__Activity__
These records need to be repeated exactly, every one of them.
++++
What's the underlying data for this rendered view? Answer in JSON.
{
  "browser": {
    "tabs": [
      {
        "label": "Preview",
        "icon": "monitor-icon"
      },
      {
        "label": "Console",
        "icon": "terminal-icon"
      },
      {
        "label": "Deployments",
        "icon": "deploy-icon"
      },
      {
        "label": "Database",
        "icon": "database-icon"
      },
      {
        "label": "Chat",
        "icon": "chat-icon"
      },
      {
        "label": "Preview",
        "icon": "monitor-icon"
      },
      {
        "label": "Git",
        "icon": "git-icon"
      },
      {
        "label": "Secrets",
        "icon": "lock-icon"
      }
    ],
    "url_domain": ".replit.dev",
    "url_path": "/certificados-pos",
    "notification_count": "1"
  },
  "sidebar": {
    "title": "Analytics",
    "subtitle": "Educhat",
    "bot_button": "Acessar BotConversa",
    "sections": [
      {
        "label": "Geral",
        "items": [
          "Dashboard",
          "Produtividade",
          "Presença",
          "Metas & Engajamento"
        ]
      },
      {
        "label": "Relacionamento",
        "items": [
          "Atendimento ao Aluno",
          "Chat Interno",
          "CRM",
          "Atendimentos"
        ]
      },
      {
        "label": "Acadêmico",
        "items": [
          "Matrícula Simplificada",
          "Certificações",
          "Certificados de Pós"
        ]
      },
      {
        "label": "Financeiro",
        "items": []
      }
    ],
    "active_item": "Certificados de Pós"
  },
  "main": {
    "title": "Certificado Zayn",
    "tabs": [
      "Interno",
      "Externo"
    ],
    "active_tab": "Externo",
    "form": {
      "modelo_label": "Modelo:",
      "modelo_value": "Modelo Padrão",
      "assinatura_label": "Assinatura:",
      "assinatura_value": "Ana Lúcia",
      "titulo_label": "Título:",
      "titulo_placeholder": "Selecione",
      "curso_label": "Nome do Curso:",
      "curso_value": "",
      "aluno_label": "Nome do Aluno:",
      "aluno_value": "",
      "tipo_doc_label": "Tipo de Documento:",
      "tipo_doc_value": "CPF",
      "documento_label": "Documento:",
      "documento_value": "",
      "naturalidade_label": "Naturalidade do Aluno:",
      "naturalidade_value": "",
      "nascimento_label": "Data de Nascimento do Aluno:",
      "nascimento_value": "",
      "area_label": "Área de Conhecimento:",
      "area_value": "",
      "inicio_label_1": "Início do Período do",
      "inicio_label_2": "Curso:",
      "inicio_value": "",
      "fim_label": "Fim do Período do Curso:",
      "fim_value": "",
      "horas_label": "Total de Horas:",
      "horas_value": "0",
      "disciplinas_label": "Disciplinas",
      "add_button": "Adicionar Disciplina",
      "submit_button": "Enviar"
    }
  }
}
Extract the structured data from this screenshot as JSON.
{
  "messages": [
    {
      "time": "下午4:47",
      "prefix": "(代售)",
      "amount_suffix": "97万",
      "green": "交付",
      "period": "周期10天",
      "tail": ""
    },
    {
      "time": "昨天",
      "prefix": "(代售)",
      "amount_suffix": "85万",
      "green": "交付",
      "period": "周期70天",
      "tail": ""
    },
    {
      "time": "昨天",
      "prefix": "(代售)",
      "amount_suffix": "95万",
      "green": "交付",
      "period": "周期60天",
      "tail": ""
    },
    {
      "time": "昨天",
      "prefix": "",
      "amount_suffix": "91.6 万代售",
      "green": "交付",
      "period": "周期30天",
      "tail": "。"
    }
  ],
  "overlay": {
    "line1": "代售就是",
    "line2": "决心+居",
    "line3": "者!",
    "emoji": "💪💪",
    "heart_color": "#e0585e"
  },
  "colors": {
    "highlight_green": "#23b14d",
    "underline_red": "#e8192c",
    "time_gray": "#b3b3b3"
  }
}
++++
__Answer space__
What's the underlying data for this rendered view? Answer in JSON.
{
  "browser": {
    "tabs": [
      {
        "label": "Preview",
        "icon": "monitor-icon"
      },
      {
        "label": "Console",
        "icon": "terminal-icon"
      },
      {
        "label": "Deployments",
        "icon": "deploy-icon"
      },
      {
        "label": "Database",
        "icon": "database-icon"
      },
      {
        "label": "Chat",
        "icon": "chat-icon"
      },
      {
        "label": "Preview",
        "icon": "monitor-icon"
      },
      {
        "label": "Git",
        "icon": "git-icon"
      },
      {
        "label": "Secrets",
        "icon": "lock-icon"
      }
    ],
    "url_domain": ".replit.dev",
    "url_path": "/certificados-pos",
    "notification_count": "1"
  },
  "sidebar": {
    "title": "Analytics",
    "subtitle": "Educhat",
    "bot_button": "Acessar BotConversa",
    "sections": [
      {
        "label": "Geral",
        "items": [
          "Dashboard",
          "Produtividade",
          "Presença",
          "Metas & Engajamento"
        ]
      },
      {
        "label": "Relacionamento",
        "items": [
          "Atendimento ao Aluno",
          "Chat Interno",
          "CRM",
          "Atendimentos"
        ]
      },
      {
        "label": "Acadêmico",
        "items": [
          "Matrícula Simplificada",
          "Certificações",
          "Certificados de Pós"
        ]
      },
      {
        "label": "Financeiro",
        "items": []
      }
    ],
    "active_item": "Certificados de Pós"
  },
  "main": {
    "title": "Certificado Zayn",
    "tabs": [
      "Interno",
      "Externo"
    ],
    "active_tab": "Externo",
    "form": {
      "modelo_label": "Modelo:",
      "modelo_value": "Modelo Padrão",
      "assinatura_label": "Assinatura:",
      "assinatura_value": "Ana Lúcia",
      "titulo_label": "Título:",
      "titulo_placeholder": "Selecione",
      "curso_label": "Nome do Curso:",
      "curso_value": "",
      "aluno_label": "Nome do Aluno:",
      "aluno_value": "",
      "tipo_doc_label": "Tipo de Documento:",
      "tipo_doc_value": "CPF",
      "documento_label": "Documento:",
      "documento_value": "",
      "naturalidade_label": "Naturalidade do Aluno:",
      "naturalidade_value": "",
      "nascimento_label": "Data de Nascimento do Aluno:",
      "nascimento_value": "",
      "area_label": "Área de Conhecimento:",
      "area_value": "",
      "inicio_label_1": "Início do Período do",
      "inicio_label_2": "Curso:",
      "inicio_value": "",
      "fim_label": "Fim do Período do Curso:",
      "fim_value": "",
      "horas_label": "Total de Horas:",
      "horas_value": "0",
      "disciplinas_label": "Disciplinas",
      "add_button": "Adicionar Disciplina",
      "submit_button": "Enviar"
    }
  }
}
Extract the structured data from this screenshot as JSON.
{
  "messages": [
    {
      "time": "下午4:47",
      "prefix": "(代售)",
      "amount_suffix": "97万",
      "green": "交付",
      "period": "周期10天",
      "tail": ""
    },
    {
      "time": "昨天",
      "prefix": "(代售)",
      "amount_suffix": "85万",
      "green": "交付",
      "period": "周期70天",
      "tail": ""
    },
    {
      "time": "昨天",
      "prefix": "(代售)",
      "amount_suffix": "95万",
      "green": "交付",
      "period": "周期60天",
      "tail": ""
    },
    {
      "time": "昨天",
      "prefix": "",
      "amount_suffix": "91.6 万代售",
      "green": "交付",
      "period": "周期30天",
      "tail": "。"
    }
  ],
  "overlay": {
    "line1": "代售就是",
    "line2": "决心+居",
    "line3": "者!",
    "emoji": "💪💪",
    "heart_color": "#e0585e"
  },
  "colors": {
    "highlight_green": "#23b14d",
    "underline_red": "#e8192c",
    "time_gray": "#b3b3b3"
  }
}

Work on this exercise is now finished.